TRY IT: A complete, exact copy of the records is needed here.

THE INPUT:

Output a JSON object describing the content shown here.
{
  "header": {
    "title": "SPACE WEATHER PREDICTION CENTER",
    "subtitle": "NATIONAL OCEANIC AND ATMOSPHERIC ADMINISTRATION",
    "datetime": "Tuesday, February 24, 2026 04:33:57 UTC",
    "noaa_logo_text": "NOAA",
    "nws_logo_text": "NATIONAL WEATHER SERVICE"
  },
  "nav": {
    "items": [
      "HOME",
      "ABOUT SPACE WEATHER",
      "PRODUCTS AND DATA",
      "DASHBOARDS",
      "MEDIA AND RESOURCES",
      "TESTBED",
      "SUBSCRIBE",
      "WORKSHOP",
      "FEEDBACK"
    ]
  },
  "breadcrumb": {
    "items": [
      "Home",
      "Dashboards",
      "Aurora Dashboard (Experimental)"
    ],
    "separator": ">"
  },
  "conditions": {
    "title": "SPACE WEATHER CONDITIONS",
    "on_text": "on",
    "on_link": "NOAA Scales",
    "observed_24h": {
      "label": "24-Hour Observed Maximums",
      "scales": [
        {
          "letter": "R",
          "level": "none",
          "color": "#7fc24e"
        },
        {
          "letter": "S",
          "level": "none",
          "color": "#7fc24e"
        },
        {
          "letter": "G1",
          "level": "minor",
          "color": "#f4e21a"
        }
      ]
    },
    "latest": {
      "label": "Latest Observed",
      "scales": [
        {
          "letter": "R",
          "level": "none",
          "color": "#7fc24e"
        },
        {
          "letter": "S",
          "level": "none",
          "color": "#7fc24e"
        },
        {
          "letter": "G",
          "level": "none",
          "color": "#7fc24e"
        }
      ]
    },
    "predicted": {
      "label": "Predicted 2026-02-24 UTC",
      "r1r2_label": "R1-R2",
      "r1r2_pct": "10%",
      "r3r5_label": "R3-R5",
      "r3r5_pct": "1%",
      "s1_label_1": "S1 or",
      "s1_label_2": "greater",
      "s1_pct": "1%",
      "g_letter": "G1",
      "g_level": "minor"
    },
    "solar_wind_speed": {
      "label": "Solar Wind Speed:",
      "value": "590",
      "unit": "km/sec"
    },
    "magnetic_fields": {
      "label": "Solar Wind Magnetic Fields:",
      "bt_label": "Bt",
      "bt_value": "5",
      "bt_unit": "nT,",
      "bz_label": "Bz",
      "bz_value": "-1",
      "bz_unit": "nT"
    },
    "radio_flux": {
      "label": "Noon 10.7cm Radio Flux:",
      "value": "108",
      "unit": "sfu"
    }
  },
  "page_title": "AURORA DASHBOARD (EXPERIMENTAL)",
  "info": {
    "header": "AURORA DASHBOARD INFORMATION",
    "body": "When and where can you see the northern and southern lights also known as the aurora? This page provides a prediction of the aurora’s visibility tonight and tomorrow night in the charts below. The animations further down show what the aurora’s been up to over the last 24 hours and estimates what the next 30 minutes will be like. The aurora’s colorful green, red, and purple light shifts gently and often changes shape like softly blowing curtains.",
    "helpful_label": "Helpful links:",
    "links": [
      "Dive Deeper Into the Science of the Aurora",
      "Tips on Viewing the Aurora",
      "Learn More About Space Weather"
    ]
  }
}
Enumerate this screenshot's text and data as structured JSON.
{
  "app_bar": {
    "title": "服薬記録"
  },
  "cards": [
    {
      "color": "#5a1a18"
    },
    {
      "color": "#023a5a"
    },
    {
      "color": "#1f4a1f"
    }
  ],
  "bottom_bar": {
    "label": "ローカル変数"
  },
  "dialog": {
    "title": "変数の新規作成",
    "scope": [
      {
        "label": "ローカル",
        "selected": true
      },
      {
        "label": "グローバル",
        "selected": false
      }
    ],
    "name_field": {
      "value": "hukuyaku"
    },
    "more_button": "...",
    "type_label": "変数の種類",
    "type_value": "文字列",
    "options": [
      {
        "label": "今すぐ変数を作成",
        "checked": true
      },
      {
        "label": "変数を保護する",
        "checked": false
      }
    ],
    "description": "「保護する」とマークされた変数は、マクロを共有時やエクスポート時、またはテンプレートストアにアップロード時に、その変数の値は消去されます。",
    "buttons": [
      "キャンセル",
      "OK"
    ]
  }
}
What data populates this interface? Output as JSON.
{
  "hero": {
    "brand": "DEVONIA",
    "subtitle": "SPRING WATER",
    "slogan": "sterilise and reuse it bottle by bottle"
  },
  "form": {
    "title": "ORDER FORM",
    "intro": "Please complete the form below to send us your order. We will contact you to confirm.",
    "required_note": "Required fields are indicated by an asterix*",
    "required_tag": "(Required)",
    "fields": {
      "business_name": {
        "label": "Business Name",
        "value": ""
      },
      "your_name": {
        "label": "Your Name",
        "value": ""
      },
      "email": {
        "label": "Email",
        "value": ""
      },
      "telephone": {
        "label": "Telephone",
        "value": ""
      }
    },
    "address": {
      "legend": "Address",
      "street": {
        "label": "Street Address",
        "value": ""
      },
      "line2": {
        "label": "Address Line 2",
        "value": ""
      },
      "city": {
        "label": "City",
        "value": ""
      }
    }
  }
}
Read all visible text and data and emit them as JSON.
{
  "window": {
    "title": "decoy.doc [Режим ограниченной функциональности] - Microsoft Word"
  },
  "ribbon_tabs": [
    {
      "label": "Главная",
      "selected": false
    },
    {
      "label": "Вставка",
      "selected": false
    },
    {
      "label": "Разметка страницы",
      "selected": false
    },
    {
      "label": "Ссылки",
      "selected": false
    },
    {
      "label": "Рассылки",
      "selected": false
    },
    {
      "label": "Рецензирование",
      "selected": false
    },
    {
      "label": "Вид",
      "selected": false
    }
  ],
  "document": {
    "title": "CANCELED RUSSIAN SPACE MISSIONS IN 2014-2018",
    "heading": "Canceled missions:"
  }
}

RESULT FOR THIS EXERCISE:
Output a JSON object describing the content shown here.
{
  "header": {
    "title": "SPACE WEATHER PREDICTION CENTER",
    "subtitle": "NATIONAL OCEANIC AND ATMOSPHERIC ADMINISTRATION",
    "datetime": "Tuesday, February 24, 2026 04:33:57 UTC",
    "noaa_logo_text": "NOAA",
    "nws_logo_text": "NATIONAL WEATHER SERVICE"
  },
  "nav": {
    "items": [
      "HOME",
      "ABOUT SPACE WEATHER",
      "PRODUCTS AND DATA",
      "DASHBOARDS",
      "MEDIA AND RESOURCES",
      "TESTBED",
      "SUBSCRIBE",
      "WORKSHOP",
      "FEEDBACK"
    ]
  },
  "breadcrumb": {
    "items": [
      "Home",
      "Dashboards",
      "Aurora Dashboard (Experimental)"
    ],
    "separator": ">"
  },
  "conditions": {
    "title": "SPACE WEATHER CONDITIONS",
    "on_text": "on",
    "on_link": "NOAA Scales",
    "observed_24h": {
      "label": "24-Hour Observed Maximums",
      "scales": [
        {
          "letter": "R",
          "level": "none",
          "color": "#7fc24e"
        },
        {
          "letter": "S",
          "level": "none",
          "color": "#7fc24e"
        },
        {
          "letter": "G1",
          "level": "minor",
          "color": "#f4e21a"
        }
      ]
    },
    "latest": {
      "label": "Latest Observed",
      "scales": [
        {
          "letter": "R",
          "level": "none",
          "color": "#7fc24e"
        },
        {
          "letter": "S",
          "level": "none",
          "color": "#7fc24e"
        },
        {
          "letter": "G",
          "level": "none",
          "color": "#7fc24e"
        }
      ]
    },
    "predicted": {
      "label": "Predicted 2026-02-24 UTC",
      "r1r2_label": "R1-R2",
      "r1r2_pct": "10%",
      "r3r5_label": "R3-R5",
      "r3r5_pct": "1%",
      "s1_label_1": "S1 or",
      "s1_label_2": "greater",
      "s1_pct": "1%",
      "g_letter": "G1",
      "g_level": "minor"
    },
    "solar_wind_speed": {
      "label": "Solar Wind Speed:",
      "value": "590",
      "unit": "km/sec"
    },
    "magnetic_fields": {
      "label": "Solar Wind Magnetic Fields:",
      "bt_label": "Bt",
      "bt_value": "5",
      "bt_unit": "nT,",
      "bz_label": "Bz",
      "bz_value": "-1",
      "bz_unit": "nT"
    },
    "radio_flux": {
      "label": "Noon 10.7cm Radio Flux:",
      "value": "108",
      "unit": "sfu"
    }
  },
  "page_title": "AURORA DASHBOARD (EXPERIMENTAL)",
  "info": {
    "header": "AURORA DASHBOARD INFORMATION",
    "body": "When and where can you see the northern and southern lights also known as the aurora? This page provides a prediction of the aurora’s visibility tonight and tomorrow night in the charts below. The animations further down show what the aurora’s been up to over the last 24 hours and estimates what the next 30 minutes will be like. The aurora’s colorful green, red, and purple light shifts gently and often changes shape like softly blowing curtains.",
    "helpful_label": "Helpful links:",
    "links": [
      "Dive Deeper Into the Science of the Aurora",
      "Tips on Viewing the Aurora",
      "Learn More About Space Weather"
    ]
  }
}
Enumerate this screenshot's text and data as structured JSON.
{
  "app_bar": {
    "title": "服薬記録"
  },
  "cards": [
    {
      "color": "#5a1a18"
    },
    {
      "color": "#023a5a"
    },
    {
      "color": "#1f4a1f"
    }
  ],
  "bottom_bar": {
    "label": "ローカル変数"
  },
  "dialog": {
    "title": "変数の新規作成",
    "scope": [
      {
        "label": "ローカル",
        "selected": true
      },
      {
        "label": "グローバル",
        "selected": false
      }
    ],
    "name_field": {
      "value": "hukuyaku"
    },
    "more_button": "...",
    "type_label": "変数の種類",
    "type_value": "文字列",
    "options": [
      {
        "label": "今すぐ変数を作成",
        "checked": true
      },
      {
        "label": "変数を保護する",
        "checked": false
      }
    ],
    "description": "「保護する」とマークされた変数は、マクロを共有時やエクスポート時、またはテンプレートストアにアップロード時に、その変数の値は消去されます。",
    "buttons": [
      "キャンセル",
      "OK"
    ]
  }
}
What data populates this interface? Output as JSON.
{
  "hero": {
    "brand": "DEVONIA",
    "subtitle": "SPRING WATER",
    "slogan": "sterilise and reuse it bottle by bottle"
  },
  "form": {
    "title": "ORDER FORM",
    "intro": "Please complete the form below to send us your order. We will contact you to confirm.",
    "required_note": "Required fields are indicated by an asterix*",
    "required_tag": "(Required)",
    "fields": {
      "business_name": {
        "label": "Business Name",
        "value": ""
      },
      "your_name": {
        "label": "Your Name",
        "value": ""
      },
      "email": {
        "label": "Email",
        "value": ""
      },
      "telephone": {
        "label": "Telephone",
        "value": ""
      }
    },
    "address": {
      "legend": "Address",
      "street": {
        "label": "Street Address",
        "value": ""
      },
      "line2": {
        "label": "Address Line 2",
        "value": ""
      },
      "city": {
        "label": "City",
        "value": ""
      }
    }
  }
}
Read all visible text and data and emit them as JSON.
{
  "window": {
    "title": "decoy.doc [Режим ограниченной функциональности] - Microsoft Word"
  },
  "ribbon_tabs": [
    {
      "label": "Главная",
      "selected": false
    },
    {
      "label": "Вставка",
      "selected": false
    },
    {
      "label": "Разметка страницы",
      "selected": false
    },
    {
      "label": "Ссылки",
      "selected": false
    },
    {
      "label": "Рассылки",
      "selected": false
    },
    {
      "label": "Рецензирование",
      "selected": false
    },
    {
      "label": "Вид",
      "selected": false
    }
  ],
  "document": {
    "title": "CANCELED RUSSIAN SPACE MISSIONS IN 2014-2018",
    "heading": "Canceled missions:"
  }
}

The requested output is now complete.